By EDDIE OSIFELO
SOLOMON Islands economic outlook for 2022 points to an even weaker prospect, with myriad of challenges in front of us, both from the external and domestic fronts.
This came about following the COVID 19 pandemic and November riots last year.
Central Bank of Solomon Islands (CBSI) Governor, Dr Luke Forau projected this when he presented the 2021 Annual Report of CBSI in this medium last week.
The theme for my statement is “Navigating the way to recovery and strengthening resilience to mitigate future shocks”.
He said the adverse impacts will continue to linger and take its toll on our economy.
In terms of growth, Dr Luke said the Solomon Islands economy was initially projected to decline by 7.3% in 2022, on the back of sluggish economic activity and on-going COVID-19 containment measures with declines expected across all sectors of the economy.
“This economic fallout was expected to bottom out over the medium term with some moderate rebound expected to start in 2024.
“However, with containment measures now fully eased as of 1st July this year and international border restrictions lifted, the economy is now expected to recover earlier than anticipated,” he said.
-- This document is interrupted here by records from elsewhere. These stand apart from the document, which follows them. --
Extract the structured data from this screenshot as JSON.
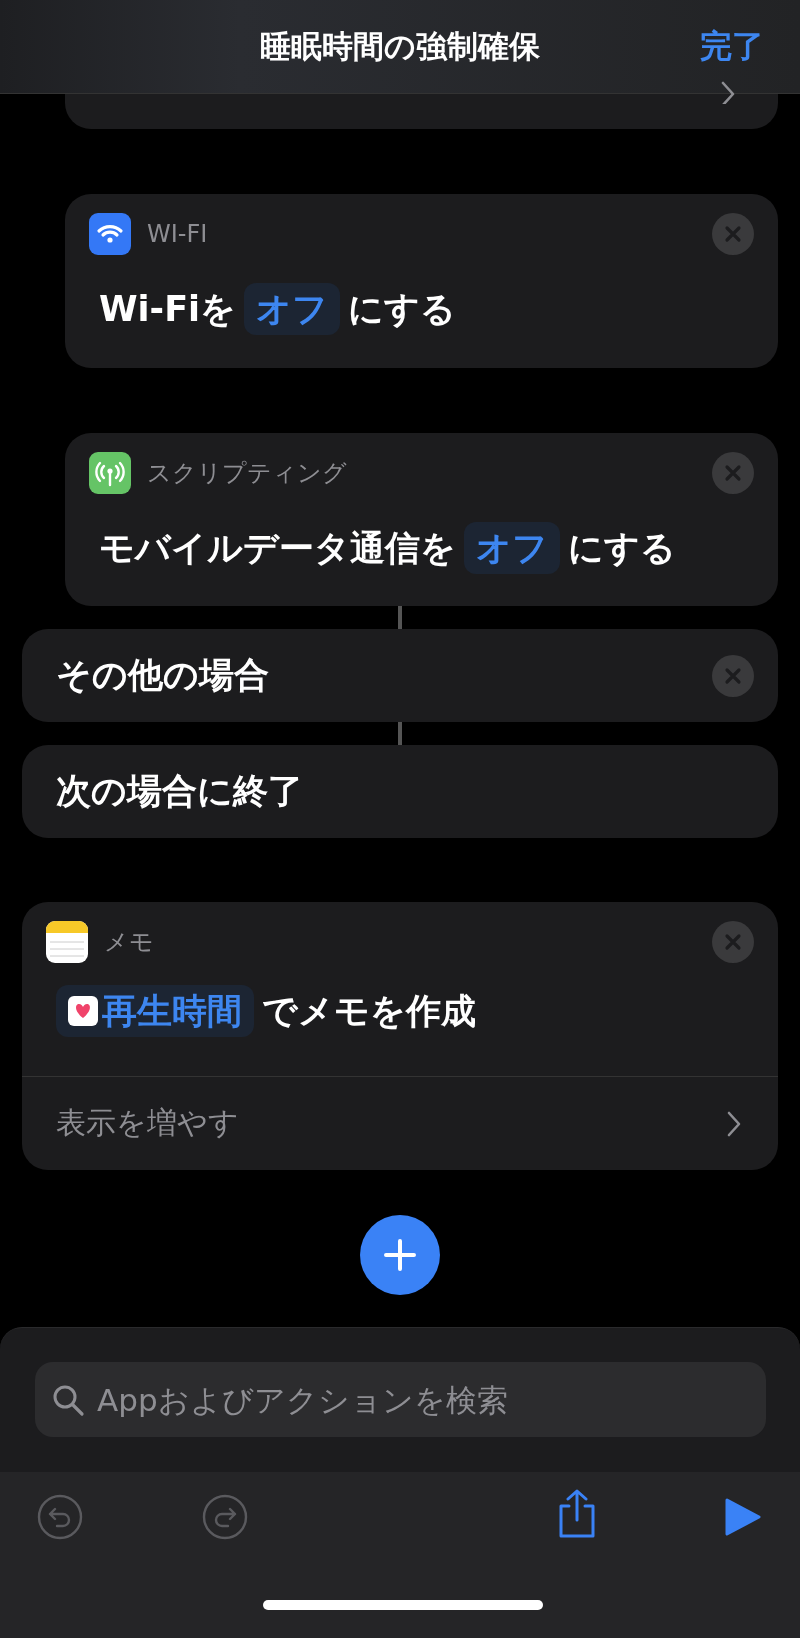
{
  "nav": {
    "title": "睡眠時間の強制確保",
    "done": "完了"
  },
  "blocks": [
    {
      "kind": "branch",
      "children": [
        {
          "kind": "partial"
        },
        {
          "kind": "action",
          "app": {
            "kind": "wifi",
            "name": "WI-FI"
          },
          "removable": true,
          "parts": [
            {
              "kind": "text",
              "text": "Wi-Fiを"
            },
            {
              "kind": "token",
              "text": "オフ"
            },
            {
              "kind": "text",
              "text": "にする"
            }
          ]
        },
        {
          "kind": "action",
          "app": {
            "kind": "cellular",
            "name": "スクリプティング"
          },
          "removable": true,
          "parts": [
            {
              "kind": "text",
              "text": "モバイルデータ通信を"
            },
            {
              "kind": "token",
              "text": "オフ"
            },
            {
              "kind": "text",
              "text": "にする"
            }
          ]
        }
      ]
    },
    {
      "kind": "control",
      "label": "その他の場合",
      "removable": true
    },
    {
      "kind": "control",
      "label": "次の場合に終了",
      "removable": false
    },
    {
      "kind": "action",
      "app": {
        "kind": "notes",
        "name": "メモ"
      },
      "removable": true,
      "parts": [
        {
          "kind": "health_token",
          "text": "再生時間"
        },
        {
          "kind": "text",
          "text": "でメモを作成"
        }
      ],
      "more": "表示を増やす"
    }
  ],
  "search": {
    "placeholder": "Appおよびアクションを検索"
  },
  "toolbar": [
    {
      "kind": "undo",
      "disabled": true
    },
    {
      "kind": "redo",
      "disabled": true
    },
    {
      "kind": "share",
      "disabled": false
    },
    {
      "kind": "run",
      "disabled": false
    }
  ]
}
Dr Luke said under these conditions, Gross Domestic Product (GDP) growth has been revised upwards and is expected to contract by 4.3% in 2022 (i.e., a 3-percentage points upward revision) and to rebound by 1.9% in 2023.
He said this is better than expected six months ago.
“All sectors, except for logging, are expected to recover in 2023,” he said.
Further to that, Dr Luke said risks to these forecasts however remain, and these include:
- resurgence in COVID19 cases that would lead to reinstatement of restrictions in economic activities;
- natural and man-made disasters, and the prolong Russian-Ukraine war.
He said all these would reduce GDP.
In terms of inflation, Dr Luke said following the surge in imported inflation in April 2022, inflation is expected to rise to around 3-4% by end of 2022, driven by surging global fuel prices due to the Russian-Ukraine war.
He said core Inflation is expected to rise to 4.7% on account of the passthrough effect of high fuel prices.
On the external front, Dr Luke said the current account deficit is estimated to increase to 10% of GDP in 2022 and 13% of GDP over the medium term.
“This stems mainly from the reopening of the economy and expected higher imports from construction activities of key national projects.
“This is expected to lead to a slight fall in reserves, however, expected strong donor support will keep reserves at comfortable levels over the near-term,” he said.
Furthermore, Dr Luke said fiscal pressures are expected to remain elevated in the near and over the medium term owing to weak revenue from declining logging activities while pressure on spending remains high.
“Consequently, the fiscal deficit is estimated to widen to 9% of GDP in 2022, leading to eroding of fiscal buffers and rapid increase in government borrowing,” he said.
Moreover, Dr Luke said partial employment indicators (Solomon Islands National Provident Fund (SINPF) contributions and Pay As You Earn (PAYE) showed partial signs of recovery from the pandemic in March 2022.
“While employment outlook is unavailable, it is expected that the labour market would move in line with economic activity over the near term,” he said.